Cite this dataset
Mitterboeck, T. Fatima et al. (2016). Data from: Do saline taxa evolve faster? comparing relative rates of molecular evolution between freshwater and marine eukaryotes [Dataset]. Dryad. https://doi.org/10.5061/dryad.fq684

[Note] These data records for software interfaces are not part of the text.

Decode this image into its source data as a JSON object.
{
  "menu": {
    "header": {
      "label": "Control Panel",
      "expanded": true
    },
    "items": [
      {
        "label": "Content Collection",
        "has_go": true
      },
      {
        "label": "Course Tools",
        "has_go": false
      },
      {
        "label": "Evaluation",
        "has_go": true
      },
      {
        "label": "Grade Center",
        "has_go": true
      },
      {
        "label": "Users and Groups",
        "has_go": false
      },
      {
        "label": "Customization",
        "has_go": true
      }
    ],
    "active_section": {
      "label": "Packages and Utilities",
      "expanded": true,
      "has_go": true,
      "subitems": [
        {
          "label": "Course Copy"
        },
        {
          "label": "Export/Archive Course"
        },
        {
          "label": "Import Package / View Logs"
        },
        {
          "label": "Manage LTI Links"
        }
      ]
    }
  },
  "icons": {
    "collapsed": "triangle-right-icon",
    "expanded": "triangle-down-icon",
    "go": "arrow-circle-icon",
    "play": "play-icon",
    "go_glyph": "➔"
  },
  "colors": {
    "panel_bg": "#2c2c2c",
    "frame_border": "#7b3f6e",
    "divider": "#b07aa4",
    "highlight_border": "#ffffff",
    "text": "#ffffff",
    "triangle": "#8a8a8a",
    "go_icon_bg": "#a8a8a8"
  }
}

The major branches of life diversified in the marine realm, and numerous taxa have since transitioned between marine and freshwaters. Previous studies have demonstrated higher rates of molecular evolution in crustaceans inhabiting continental saline habitats as compared with freshwaters, but it is unclear whether this trend is pervasive or whether it applies to the marine environment. We employ the phylogenetic comparative method to investigate relative molecular evolutionary rates between 148 pairs of marine or continental saline vs. freshwater lineages representing disparate eukaryote groups, including bony fish, elasmobranchs, cetaceans, crustaceans, mollusks, annelids, algae, and other eukaryotes, using available protein-coding and non-coding genes. Overall, we observed no consistent pattern in nucleotide substitution rates linked to habitat across all genes and taxa. However, we observed some trends of higher evolutionary rates within protein-coding genes in freshwater taxa—the comparisons mainly involving bony fish—compared with their marine relatives. The results suggest no systematic differences in substitution rate between marine and freshwater organisms.